Passengers scheduled to fly from London City Airport are likely to face several more hours of chaos after police suggested the World War II bomb which closed the transport hub will not be moved until tomorrow.
Police are working to remove a 500kg shell, measuring approximately 1.5 metres in length, from the bed of the River Thames at George V Dock. The bomb was found at around 5pm yesterday (February 11) and forced the airport to shut down, with all flights cancelled.
Officers have also said they are working with the Royal Navy to remove the ordnance, which is buried in a bed of dense silt. The first stage of the removal operation is to free the shell from the silt so that it can be floated for removal.

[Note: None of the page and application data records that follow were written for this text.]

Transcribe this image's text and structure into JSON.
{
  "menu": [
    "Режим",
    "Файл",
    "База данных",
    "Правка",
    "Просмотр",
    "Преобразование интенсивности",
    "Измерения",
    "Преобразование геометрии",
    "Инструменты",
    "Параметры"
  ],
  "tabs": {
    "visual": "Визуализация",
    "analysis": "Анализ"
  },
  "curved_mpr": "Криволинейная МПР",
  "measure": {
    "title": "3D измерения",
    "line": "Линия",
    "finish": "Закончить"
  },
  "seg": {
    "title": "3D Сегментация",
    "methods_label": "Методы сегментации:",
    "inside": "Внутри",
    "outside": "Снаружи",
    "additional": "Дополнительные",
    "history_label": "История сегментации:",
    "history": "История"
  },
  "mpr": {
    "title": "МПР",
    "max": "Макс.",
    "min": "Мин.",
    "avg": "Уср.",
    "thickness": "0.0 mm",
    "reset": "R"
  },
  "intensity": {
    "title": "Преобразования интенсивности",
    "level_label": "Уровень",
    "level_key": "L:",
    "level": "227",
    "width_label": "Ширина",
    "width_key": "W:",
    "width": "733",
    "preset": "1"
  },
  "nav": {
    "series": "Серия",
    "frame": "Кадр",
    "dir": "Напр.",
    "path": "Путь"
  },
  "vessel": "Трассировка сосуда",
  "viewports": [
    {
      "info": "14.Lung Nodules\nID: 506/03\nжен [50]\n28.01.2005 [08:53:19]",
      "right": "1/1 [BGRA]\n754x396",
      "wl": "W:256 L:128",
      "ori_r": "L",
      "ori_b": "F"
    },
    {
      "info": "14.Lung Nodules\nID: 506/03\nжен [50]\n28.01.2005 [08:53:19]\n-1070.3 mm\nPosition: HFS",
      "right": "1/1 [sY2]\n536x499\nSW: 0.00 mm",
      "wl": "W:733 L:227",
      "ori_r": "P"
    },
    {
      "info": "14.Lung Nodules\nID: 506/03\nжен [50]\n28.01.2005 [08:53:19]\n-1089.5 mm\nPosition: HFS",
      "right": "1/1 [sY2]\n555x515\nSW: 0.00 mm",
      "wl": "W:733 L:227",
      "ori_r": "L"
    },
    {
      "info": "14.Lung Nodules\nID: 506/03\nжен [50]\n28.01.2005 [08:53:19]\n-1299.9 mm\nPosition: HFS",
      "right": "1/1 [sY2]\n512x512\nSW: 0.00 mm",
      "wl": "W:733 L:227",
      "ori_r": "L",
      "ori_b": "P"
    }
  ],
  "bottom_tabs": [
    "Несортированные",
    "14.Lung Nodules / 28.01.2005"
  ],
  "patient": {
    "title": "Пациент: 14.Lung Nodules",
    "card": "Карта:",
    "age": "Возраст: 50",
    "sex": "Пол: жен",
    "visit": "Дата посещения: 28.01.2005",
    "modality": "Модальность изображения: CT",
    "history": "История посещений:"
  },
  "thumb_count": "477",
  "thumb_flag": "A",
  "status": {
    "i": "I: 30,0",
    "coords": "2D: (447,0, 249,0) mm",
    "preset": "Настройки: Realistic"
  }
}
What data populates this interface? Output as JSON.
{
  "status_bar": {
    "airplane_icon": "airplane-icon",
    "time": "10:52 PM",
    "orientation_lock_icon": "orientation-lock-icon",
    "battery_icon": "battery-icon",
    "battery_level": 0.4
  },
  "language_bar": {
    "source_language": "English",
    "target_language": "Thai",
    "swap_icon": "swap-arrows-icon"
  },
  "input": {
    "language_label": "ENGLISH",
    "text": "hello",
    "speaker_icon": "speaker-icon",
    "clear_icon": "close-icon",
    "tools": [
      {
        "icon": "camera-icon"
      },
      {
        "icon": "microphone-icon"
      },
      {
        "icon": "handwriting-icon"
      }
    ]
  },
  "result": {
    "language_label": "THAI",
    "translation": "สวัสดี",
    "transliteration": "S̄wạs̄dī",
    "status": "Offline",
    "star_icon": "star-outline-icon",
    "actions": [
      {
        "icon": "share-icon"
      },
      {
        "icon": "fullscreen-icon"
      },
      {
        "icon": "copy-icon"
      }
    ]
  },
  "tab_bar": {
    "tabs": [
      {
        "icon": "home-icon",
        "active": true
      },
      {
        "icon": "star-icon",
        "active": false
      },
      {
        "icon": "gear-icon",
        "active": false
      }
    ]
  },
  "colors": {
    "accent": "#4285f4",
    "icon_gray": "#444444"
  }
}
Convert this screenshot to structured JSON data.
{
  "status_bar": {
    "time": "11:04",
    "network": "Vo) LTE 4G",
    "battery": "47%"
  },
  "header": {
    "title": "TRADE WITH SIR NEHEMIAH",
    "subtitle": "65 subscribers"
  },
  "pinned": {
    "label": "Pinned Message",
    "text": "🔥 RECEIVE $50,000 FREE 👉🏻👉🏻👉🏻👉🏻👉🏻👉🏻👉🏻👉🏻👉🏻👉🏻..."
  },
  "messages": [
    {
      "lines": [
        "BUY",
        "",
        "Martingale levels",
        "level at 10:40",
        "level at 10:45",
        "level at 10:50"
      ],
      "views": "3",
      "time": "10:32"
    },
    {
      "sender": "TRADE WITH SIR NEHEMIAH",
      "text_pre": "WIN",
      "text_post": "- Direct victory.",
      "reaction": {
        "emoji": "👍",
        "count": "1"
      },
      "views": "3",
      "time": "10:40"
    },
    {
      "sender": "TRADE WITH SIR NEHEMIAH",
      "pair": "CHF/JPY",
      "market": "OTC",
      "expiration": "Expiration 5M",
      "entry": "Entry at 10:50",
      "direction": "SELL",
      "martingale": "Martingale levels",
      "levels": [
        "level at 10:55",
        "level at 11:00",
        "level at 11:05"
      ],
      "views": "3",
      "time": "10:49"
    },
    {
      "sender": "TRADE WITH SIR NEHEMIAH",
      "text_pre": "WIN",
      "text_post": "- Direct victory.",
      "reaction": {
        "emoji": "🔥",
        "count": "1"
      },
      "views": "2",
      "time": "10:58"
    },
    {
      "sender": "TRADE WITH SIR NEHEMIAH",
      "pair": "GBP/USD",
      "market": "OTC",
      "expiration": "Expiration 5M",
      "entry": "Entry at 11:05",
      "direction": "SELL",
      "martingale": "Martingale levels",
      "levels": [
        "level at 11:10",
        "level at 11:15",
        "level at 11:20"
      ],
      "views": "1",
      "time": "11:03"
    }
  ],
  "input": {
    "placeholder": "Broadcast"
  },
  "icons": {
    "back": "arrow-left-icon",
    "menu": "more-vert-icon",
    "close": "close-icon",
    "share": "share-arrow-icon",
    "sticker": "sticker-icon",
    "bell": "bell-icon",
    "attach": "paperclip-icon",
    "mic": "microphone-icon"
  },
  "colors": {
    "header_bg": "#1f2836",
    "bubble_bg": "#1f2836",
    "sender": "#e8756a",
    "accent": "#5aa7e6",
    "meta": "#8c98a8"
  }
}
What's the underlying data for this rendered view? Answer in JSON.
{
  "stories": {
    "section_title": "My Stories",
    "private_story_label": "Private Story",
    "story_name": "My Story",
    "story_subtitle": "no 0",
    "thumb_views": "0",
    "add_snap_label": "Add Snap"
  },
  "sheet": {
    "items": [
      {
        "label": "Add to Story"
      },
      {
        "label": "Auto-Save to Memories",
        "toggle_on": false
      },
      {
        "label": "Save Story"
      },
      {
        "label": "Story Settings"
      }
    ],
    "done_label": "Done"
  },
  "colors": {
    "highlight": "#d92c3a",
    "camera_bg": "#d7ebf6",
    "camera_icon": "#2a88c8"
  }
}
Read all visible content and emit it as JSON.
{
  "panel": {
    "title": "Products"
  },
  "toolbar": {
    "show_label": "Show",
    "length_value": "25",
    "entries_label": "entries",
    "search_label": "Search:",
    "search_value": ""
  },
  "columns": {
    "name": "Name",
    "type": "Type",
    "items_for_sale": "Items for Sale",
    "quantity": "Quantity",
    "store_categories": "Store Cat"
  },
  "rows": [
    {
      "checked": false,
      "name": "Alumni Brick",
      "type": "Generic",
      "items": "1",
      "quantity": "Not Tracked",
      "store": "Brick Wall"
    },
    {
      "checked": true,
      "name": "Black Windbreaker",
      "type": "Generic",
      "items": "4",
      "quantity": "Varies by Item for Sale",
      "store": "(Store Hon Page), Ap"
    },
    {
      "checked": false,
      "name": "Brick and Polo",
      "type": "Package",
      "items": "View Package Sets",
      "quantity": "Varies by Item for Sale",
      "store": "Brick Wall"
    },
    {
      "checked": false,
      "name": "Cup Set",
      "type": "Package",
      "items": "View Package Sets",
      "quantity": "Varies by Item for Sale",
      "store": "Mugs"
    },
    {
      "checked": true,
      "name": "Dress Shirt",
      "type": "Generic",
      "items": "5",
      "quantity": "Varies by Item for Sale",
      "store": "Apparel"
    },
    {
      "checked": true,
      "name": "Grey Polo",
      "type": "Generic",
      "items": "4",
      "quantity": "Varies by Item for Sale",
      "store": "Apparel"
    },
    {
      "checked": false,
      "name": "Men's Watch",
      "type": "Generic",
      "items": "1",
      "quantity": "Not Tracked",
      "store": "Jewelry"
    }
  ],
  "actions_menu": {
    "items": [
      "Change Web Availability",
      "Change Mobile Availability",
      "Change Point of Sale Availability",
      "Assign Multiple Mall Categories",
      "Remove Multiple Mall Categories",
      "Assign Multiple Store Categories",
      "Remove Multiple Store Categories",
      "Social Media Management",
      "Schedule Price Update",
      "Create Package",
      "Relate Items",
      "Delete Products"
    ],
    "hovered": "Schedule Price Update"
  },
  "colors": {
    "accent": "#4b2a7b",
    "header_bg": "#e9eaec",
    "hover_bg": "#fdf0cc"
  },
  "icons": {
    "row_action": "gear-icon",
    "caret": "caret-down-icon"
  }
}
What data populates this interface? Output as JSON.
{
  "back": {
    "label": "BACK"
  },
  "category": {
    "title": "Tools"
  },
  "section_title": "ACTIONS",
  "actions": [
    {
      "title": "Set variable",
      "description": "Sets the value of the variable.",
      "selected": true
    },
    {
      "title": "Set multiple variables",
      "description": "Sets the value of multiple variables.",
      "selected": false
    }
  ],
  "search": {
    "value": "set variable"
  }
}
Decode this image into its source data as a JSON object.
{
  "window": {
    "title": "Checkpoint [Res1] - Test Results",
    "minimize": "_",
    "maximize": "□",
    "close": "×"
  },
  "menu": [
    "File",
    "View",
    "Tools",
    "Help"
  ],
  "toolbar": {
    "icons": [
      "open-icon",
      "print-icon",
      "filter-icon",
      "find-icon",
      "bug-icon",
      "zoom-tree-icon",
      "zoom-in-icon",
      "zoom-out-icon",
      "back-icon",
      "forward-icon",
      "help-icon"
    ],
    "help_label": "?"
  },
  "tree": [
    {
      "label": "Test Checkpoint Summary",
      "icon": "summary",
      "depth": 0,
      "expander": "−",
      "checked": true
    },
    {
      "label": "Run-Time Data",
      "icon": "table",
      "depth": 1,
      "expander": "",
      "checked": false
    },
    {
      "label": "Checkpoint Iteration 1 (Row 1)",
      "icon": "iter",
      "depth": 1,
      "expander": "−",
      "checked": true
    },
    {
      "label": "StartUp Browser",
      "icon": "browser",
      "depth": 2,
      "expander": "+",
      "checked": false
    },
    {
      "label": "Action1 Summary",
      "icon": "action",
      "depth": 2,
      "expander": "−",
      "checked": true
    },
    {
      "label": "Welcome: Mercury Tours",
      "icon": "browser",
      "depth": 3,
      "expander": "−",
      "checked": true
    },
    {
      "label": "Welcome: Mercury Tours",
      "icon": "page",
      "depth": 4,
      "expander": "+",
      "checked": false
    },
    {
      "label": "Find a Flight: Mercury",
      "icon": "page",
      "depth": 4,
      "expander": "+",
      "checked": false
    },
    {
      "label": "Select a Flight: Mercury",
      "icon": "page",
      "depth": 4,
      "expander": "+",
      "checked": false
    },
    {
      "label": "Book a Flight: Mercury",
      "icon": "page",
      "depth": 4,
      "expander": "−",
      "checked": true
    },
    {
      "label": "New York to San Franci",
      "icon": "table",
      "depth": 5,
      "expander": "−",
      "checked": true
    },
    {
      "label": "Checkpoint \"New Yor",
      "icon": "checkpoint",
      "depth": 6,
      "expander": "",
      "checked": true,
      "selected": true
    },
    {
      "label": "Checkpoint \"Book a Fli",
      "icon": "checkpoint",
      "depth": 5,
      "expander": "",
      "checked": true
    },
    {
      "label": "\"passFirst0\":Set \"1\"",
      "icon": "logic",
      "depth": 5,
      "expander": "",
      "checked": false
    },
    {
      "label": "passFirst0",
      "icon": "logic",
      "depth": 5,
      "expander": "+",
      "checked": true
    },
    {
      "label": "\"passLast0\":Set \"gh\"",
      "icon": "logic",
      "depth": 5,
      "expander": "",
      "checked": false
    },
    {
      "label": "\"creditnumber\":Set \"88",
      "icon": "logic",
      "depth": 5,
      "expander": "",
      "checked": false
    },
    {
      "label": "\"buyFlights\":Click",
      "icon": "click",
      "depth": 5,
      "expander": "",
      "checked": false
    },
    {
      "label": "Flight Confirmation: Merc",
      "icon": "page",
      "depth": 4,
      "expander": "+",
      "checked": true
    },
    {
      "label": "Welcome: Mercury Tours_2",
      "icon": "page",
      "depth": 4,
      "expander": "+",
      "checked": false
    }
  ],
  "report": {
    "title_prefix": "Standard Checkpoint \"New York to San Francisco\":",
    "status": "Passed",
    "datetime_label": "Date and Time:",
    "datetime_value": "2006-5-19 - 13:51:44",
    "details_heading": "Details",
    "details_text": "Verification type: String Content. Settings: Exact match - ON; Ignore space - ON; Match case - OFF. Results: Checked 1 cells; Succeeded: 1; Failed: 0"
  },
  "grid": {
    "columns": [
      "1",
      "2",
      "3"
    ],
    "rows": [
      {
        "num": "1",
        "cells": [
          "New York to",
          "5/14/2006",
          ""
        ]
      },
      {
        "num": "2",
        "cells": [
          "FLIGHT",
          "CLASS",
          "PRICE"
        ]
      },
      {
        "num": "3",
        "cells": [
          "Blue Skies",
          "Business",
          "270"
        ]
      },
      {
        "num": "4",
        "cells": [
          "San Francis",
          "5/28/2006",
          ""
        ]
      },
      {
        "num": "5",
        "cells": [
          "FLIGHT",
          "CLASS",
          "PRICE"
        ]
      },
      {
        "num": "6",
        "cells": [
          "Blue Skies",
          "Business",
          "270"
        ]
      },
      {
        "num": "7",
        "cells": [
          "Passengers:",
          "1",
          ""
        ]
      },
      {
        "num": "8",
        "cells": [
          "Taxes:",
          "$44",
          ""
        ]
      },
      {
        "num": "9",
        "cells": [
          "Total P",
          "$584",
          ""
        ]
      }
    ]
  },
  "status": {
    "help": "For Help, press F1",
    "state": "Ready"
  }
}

Police say that the timing of the removal is dependent on the tides, but at this stage is the most likely outcome is that the bomb will not be removed until tomorrow morning (February 13).
The Met Police said in a statement: "While every effort is being made to progress the operation as quickly as possible, it is important that all of the necessary steps and precautions are taken to ensure it is dealt with safely.
"We would like to thank everyone affected for their patience and cooperation. Every effort is being made to minimise disruption and officers continue to go door to door to ensure that those living within the exclusion zone are aware of the safety arrangements in place."
The bomb has already brought major disruption, with around 130 flights cancelled by 8am this morning.
The CEO of London City Airport, Robert Sinclair, said he recognised the situation would cause "inconvenience for our passengers, and in particular some of our local residents."
He explained the airport is "cooperating fully with the Met Police and Royal Navy" and is attempting to "safely remove the device and resolve the situation as quickly as possible."